Allocation of Salespeople's Resources for Generating New Sales Opportunities Across Four Types of Customers
Authors: Thuy D. Nguyen, Audhesh Paswan, Alan J. Dubinsky
Journal and date: Industrial Marketing Management, Volume 68, 2018, Pages 114-131
The goal of this study is to provide a structural mapping of resources available to salespeople that can be applied diﬀerentially to enhance their eﬀectiveness with different customer types and generate new sales opportunities. The study first sought to identify what resources (external and internal) are easily accessible or available to salespeople.

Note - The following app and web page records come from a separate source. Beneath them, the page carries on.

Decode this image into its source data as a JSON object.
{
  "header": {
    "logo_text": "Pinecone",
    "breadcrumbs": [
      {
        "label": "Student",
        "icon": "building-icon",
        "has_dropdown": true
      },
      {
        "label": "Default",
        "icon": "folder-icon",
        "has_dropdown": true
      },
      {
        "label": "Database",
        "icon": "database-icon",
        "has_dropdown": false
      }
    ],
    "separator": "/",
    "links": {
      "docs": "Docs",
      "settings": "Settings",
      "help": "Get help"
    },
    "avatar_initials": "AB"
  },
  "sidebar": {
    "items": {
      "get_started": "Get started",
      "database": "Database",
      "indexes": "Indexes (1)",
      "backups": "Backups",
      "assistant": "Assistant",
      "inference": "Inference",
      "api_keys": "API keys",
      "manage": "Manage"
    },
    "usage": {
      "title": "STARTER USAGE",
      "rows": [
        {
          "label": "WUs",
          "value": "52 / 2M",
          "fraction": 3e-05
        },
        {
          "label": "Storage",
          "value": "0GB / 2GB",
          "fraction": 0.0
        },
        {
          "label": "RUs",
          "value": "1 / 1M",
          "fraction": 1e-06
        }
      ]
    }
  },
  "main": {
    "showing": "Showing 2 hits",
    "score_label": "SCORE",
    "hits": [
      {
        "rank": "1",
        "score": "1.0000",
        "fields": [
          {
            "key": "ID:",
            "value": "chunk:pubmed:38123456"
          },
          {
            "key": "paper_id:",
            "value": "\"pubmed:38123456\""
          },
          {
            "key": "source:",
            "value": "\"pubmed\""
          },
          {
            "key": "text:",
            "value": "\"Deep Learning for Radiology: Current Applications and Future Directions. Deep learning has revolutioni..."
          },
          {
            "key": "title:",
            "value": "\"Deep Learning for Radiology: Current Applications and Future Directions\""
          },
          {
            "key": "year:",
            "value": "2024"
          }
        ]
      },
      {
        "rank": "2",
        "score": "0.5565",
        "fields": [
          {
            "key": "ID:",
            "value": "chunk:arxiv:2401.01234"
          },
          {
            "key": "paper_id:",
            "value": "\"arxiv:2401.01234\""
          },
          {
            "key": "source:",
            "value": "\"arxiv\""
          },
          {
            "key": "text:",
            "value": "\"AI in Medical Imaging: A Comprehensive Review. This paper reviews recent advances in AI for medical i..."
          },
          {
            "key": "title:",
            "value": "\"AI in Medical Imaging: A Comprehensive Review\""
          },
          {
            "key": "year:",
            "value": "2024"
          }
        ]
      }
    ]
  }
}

An extensive review of past studies in sales lead the authors to identify the following three external and four internal resources available to salespeople.
- Firm-based tangible - company ﬁnancial (e.g., relationship initiation and development expenses such as gifts, favors, holiday cards, entertainment—leasing oﬀers), physical (e.g., meeting facilities, computers, transportation)
- Firm-based intangible - customer relationship management, customer intelligence and knowledge development processes, and other unique processes, such as supply chain management, enterprise resource planning, human resources, technology, and security management
- Firm market-based - intangible and external to the ﬁrm that can be categorized into relational and intellectual types e.g. brand reputation, partnerships and/or alliance reputations, and market share position.
- Personal tangible – salesperson’s physical features, professional appearance, standard working time, and personal time.
- Knowledge – salesperson’s knowledge of assigned products/services, assigned customers, competitors, assigned industry, and assigned territory.
- Skills - a salesperson’s selling skills, selling techniques, and selling strategies and tactics
- Accumulated success - salesperson’s professional reputation, position, power, responsibility, and networking relationship inside and outside the ﬁrm
The authors then examined which available resources salespeople might use more during the interest-generation stage within four types of customers; new, short-term, long-term, and win-back (lost). They used a panel of 346 experienced salespeople in product or service selling for their analysis. The results indicate that salespeople use different resources for different customers. They adapt their available resources based on the type of relationship quality that they have with each customer type.
What this means for Food and Agricultural Business
In today's’ agribusiness market, with intense competition and high pressures to gain or maintain the market share, ever-increasing customer expectations, and limited resources, salespeople are a key contributor to the ﬁrm. Successful salespeople will be able to deliver superior value to their customers and to generate proﬁtable outcomes for their ﬁrm by using appropriate resources for the right customers. To apply successful strategies to identify new sales opportunities while building, developing, maintaining or repairing relationship and trust with different customers; salespeople should understand the current position of the ﬁrm in the marketplace and its strategic emphasis, the types of resources and their potential eﬀectiveness and constraints, and their different type of customers—new, short-term, long-term, and win-back. Not all resources are equally eﬀective for all customer types; salespeople require using some resources more than others when dealing with diﬀerent types of customers. For example, salespeople may utilize internal resources such as personal skills and knowledge more than external resources for win-back customers. Perhaps skill and the knowledge can help salespeople understand why a customer left the ﬁrm in the ﬁrst place, and how to get him/her back with new oﬀerings. Salespeople can advance satisfaction and trust by spending time on educating such a customer, reducing relationship uncertainties, and providing relevant information. Salespeople need to take on the role of entrepreneurs, assess the availability of resources to them, evaluate the importance of resources to each customer, perform beneﬁt/cost analyses, and weigh the expected returns for the resources used.
The insights from this study can help agribusiness managers to learn about the kinds of resources sales personnel use in the selective investment and development of customer types. When hiring and training salespeople, assigning territories, or developing market strategies, ﬁrms should select and develop essential resources for opportunity identiﬁcation that aligned with their customer portfolio. A roadmap of resources dedicated to clients is a good starting point in relationship sales training.